It's getting toward late January, I know, but I still wanted to share a lesson God impressed on me this past Christmas.
Christmas is a somewhat strange time for me. I love the season, the lights, the tree, the music (except for the most horrid Christmas songs ever written) and the uptick in church attendance. I'm bored, though, with the commercialism, the kitschy movies, the materialism and the ever present battle over Christmas. The intellectual side of me (yes, I have one) even thinks we fight too hard over this one day when it's not even the date on which Jesus was really born. I like the simplicity and the Christmas message: God incarnate, Immanuel. Anything on top of that is unnecessary.
But I also fight boredom, at times, with the Christmas story. The boredom of which I speak is not about the story: it's endlessly beautiful. Nor is it about the truth of it, which is something I'm happy to ponder and discuss at any time. It's the routine of it. We read the same passages, in the same services, with the same C&E Christians every year. And that's fine insofar as repetition helps us remember. But I find it hard to glean new insights in oft-traversed material.
So the last few years I've tried to make my Christmas devotionals about the more obscure, less talked about passages. This past December, God used that to remind me of the following.
God's story unfolds through people - flawed, imperfect, diverse people.
Start with the aforementioned obscure scripture. In Matthew 1 we find that often ignored, usually skipped, fairly shiny from all the glossing over genealogy of Jesus. To modern readers such lists of names seem like a prelude to the real story, something of minimal importance. It's not something recited by Linus.
But the list is very important, and a crucial part of the story. Every name on the list is part of the story of Jesus. Every person was selected to be part of the lineage of the creator of the universe. That's kind of a big deal, no?
And oh what a list! The names range from the somewhat obscure (Hezron, Ram) to the well-known (David, Solomon, Ruth, Mary, Joseph.) Virgin (Mary) and prostitute (Rahab.) Men & women. Jews and a gentile. Carpenters, widows, kings. Adulterers, the semi-incestuous. A man after God's own heart. The wise king. A remarried widow.
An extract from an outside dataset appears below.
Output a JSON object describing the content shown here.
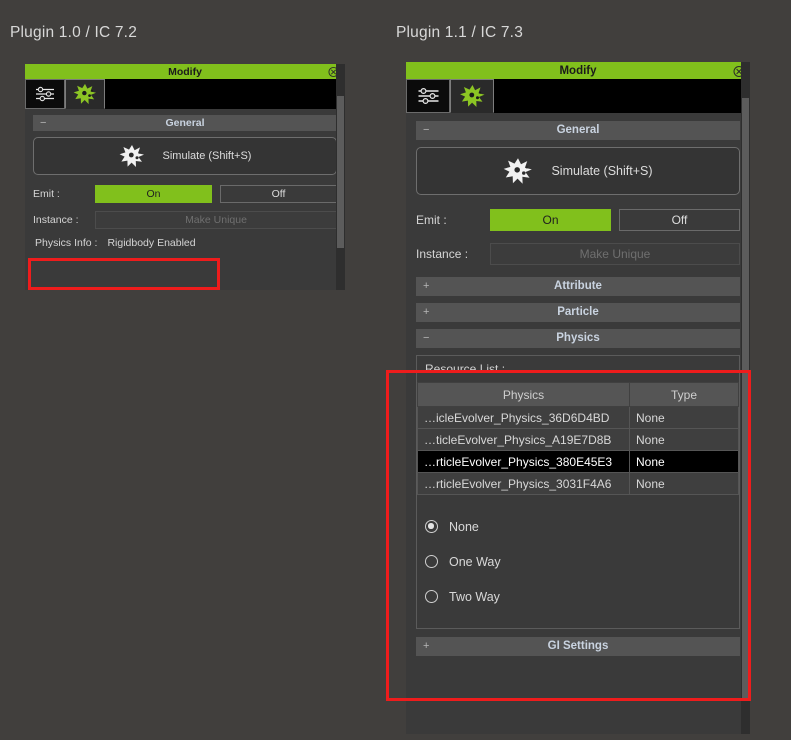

God worked through all of these lives. He redeemed the wrongdoing and set a line of ancestry through imperfect people who needed a savior - all the way to the very savior they needed. It is a family tree which culminates in the very person his predecessors most needed. Suffering, sin, tragedy, success, power - you find all of these in the list - and all of these were used by God to become one of us. The creator, born.
Every name is a person, a life, a story. Every name is someone Jesus loved enough that He would die to pay his or her debt. Every name matters to God so much that Jesus came to earth, that Christmas happened.
Through these names we find a savior. Through the savior, we can find our own names written in a list in the book of life.
Next time you read the genealogy, think for a bit about the names, the stories. Be amazed at how God used the frail to bring the incarnation. And rejoice that you can have your name in such a list too; not a boring list to skip over, but a list of those saved by God.
Merry (late) Christmas